NEW DELHI: Twelve people have been killed after two packed trains derailed while crossing a bridge hit by floods in central India overnight Wednesday, authorities said, highlighting again safety problems with the nation’s crumbling railway network.
Rescuers have been searching in darkness for passengers feared trapped on the trains that were travelling in opposite directions when some of their carriages derailed in Madhya Pradesh state, the officials said.
West Central Railway spokesman Piyush Mathur said several hundred people have been rescued after the trains derailed within minutes of each other near the town of Harda at about 11.30 pm on Tuesday.
“There are 12 casualties,” Mathur told the CNN-IBN network, adding that the death toll could rise.
Another 25 people have been injured, a second official said, adding that the carriages have not fallen into the river.
One of the trains travelling from the financial city of Mumbai appeared to have been hit by a sudden surge of water on the swollen Machak river, derailing the last four to five carriages, railway ministry spokesman Anil Saxena said.

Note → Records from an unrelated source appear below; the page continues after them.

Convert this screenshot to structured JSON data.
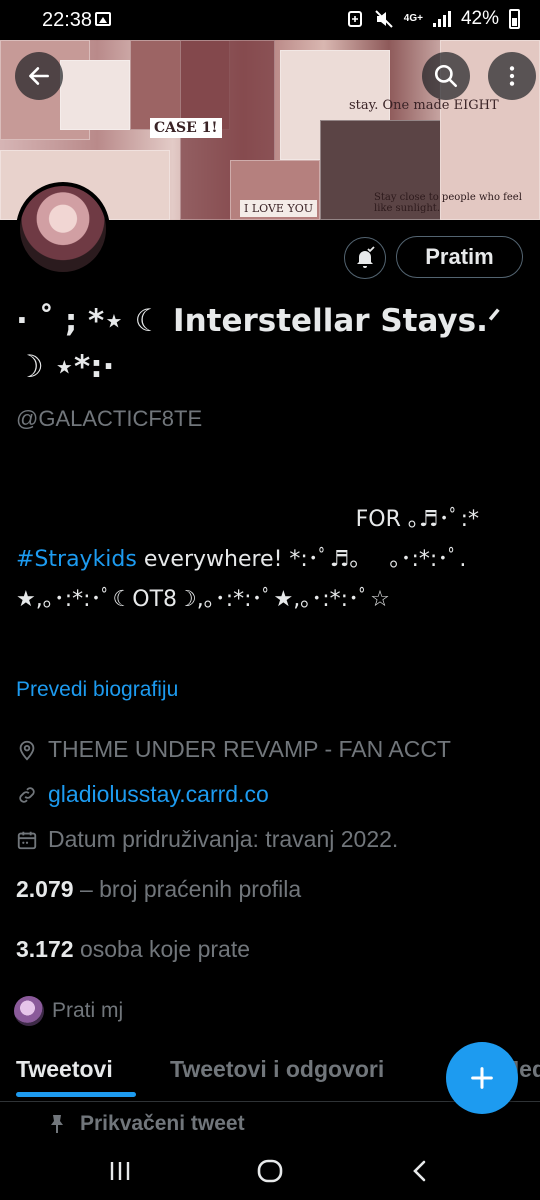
{
  "status_bar": {
    "time": "22:38",
    "network": "4G+",
    "battery": "42%"
  },
  "header": {
    "back_icon": "arrow-left-icon",
    "search_icon": "search-icon",
    "more_icon": "more-vertical-icon"
  },
  "profile": {
    "name": "· ˚ ; *⋆ ☾ Interstellar Stays.ᐟ ☽ ⋆*:·",
    "handle": "@GALACTICF8TE",
    "follow_label": "Pratim",
    "bio": {
      "line1": "FOR ｡♬･ﾟ:*",
      "hashtag": "#Straykids",
      "line2_rest": " everywhere! *:･ﾟ♬｡ 　｡･:*:･ﾟ.",
      "line3": "★,｡･:*:･ﾟ☾OT8☽,｡･:*:･ﾟ★,｡･:*:･ﾟ☆"
    },
    "translate_label": "Prevedi biografiju",
    "location": "THEME UNDER REVAMP - FAN ACCT",
    "website": "gladiolusstay.carrd.co",
    "joined": "Datum pridruživanja: travanj 2022.",
    "following_count": "2.079",
    "following_label": " – broj praćenih profila",
    "followers_count": "3.172",
    "followers_label": " osoba koje prate",
    "followed_by": "Prati mj"
  },
  "banner": {
    "case_text": "CASE 1!",
    "love_text": "I LOVE YOU",
    "stay_text": "stay. One made EIGHT",
    "quote_text": "Stay close to people who feel like sunlight."
  },
  "tabs": [
    {
      "label": "Tweetovi",
      "active": true
    },
    {
      "label": "Tweetovi i odgovori",
      "active": false
    },
    {
      "label": "Medijski",
      "active": false
    }
  ],
  "pinned_label": "Prikvačeni tweet",
  "colors": {
    "accent": "#1d9bf0",
    "background": "#000000",
    "text_primary": "#e7e9ea",
    "text_secondary": "#71767b"
  }
}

The other passenger train, travelling to Mumbai from the eastern city of Patna, was also hit by water, with the engine and the first two to three carriages derailing, he said.
“There is some suggestion of flash floods on the tracks that caved the tracks. Most of the coaches had passed but the last few carriages were derailed,” Saxena told the network of the first train.

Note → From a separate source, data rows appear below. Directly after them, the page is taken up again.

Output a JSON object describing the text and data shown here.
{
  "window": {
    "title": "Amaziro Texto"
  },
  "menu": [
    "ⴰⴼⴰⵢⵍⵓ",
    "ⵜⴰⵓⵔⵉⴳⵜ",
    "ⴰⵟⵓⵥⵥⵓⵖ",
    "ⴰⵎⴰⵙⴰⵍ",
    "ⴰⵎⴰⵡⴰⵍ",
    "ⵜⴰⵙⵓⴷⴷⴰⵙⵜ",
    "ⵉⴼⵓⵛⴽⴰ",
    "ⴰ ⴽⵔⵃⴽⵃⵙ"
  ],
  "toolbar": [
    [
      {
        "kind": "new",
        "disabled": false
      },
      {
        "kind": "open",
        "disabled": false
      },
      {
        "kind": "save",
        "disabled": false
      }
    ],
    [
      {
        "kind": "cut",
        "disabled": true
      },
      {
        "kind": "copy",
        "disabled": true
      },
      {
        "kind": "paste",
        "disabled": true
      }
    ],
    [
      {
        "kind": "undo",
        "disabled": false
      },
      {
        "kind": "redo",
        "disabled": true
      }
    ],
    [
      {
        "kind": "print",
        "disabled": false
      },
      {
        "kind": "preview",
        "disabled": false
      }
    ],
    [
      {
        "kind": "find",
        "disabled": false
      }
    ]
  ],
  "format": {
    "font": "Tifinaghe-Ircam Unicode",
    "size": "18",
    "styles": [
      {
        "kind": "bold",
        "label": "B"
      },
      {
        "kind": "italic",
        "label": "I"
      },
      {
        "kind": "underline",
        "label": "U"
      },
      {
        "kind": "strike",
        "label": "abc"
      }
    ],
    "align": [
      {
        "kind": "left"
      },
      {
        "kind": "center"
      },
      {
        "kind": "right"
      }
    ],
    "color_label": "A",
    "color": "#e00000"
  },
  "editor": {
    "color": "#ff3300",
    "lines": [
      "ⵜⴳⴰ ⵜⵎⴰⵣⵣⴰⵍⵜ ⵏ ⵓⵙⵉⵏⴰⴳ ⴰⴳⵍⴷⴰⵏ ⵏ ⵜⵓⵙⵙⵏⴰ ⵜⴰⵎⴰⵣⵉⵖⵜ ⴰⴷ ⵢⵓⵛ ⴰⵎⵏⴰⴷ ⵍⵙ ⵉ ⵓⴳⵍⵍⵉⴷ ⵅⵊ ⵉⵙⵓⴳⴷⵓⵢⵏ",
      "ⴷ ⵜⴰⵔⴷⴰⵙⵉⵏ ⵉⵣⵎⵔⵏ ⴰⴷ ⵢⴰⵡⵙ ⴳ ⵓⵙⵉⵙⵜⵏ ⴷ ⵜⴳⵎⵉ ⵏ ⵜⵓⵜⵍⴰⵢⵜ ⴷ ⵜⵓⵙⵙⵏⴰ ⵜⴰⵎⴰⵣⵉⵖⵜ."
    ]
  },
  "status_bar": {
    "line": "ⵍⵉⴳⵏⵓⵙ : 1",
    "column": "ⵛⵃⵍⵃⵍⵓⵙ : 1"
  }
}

Monsoon rains have hit large swathes of the country in recent weeks, flooding rivers and roads and claiming some 180 lives in mainly western and eastern India.

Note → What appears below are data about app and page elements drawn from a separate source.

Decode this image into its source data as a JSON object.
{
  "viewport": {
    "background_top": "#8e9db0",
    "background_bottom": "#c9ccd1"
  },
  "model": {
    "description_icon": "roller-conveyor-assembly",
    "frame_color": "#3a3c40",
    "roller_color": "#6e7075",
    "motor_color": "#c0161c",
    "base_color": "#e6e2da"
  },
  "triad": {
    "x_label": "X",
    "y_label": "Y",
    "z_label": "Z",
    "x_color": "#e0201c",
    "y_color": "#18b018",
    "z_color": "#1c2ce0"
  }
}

Police and doctors have been deployed to the accident site, with television footage showing medical supplies being piled on a nearby station platform and rescuers combing through tilted carriages.
“Rescue operations are in full swing. Things are under control and most of the people have been rescued,” Saxena told the NDTV network.
But rescuers said operations were being hampered by flooding in the area and officers were working through the night mostly in darkness.
“The entire area has been reeling under heavy rainfall for the last few days. The roads are badly damaged, even the access road,” Saxena said.
“Rushing emergency medical and other relief personnel to spot, darkness, water creating hurdles but ordered all possible help. Trying our best,” Railway Minister Suresh Prabhu said on Twitter.
India’s railway network, one of the world’s largest, is still the main form of long-distance travel in the vast country, but it is poorly funded and deadly accidents are frequent.
In 2012, a government report said almost 15,000 people were killed every year on India’s railways, describing the deaths as an annual “massacre” due mainly to poor safety standards.
India’s government has pledged to invest $137 billion to modernise its crumbling railways, making them safer, faster and more efficient.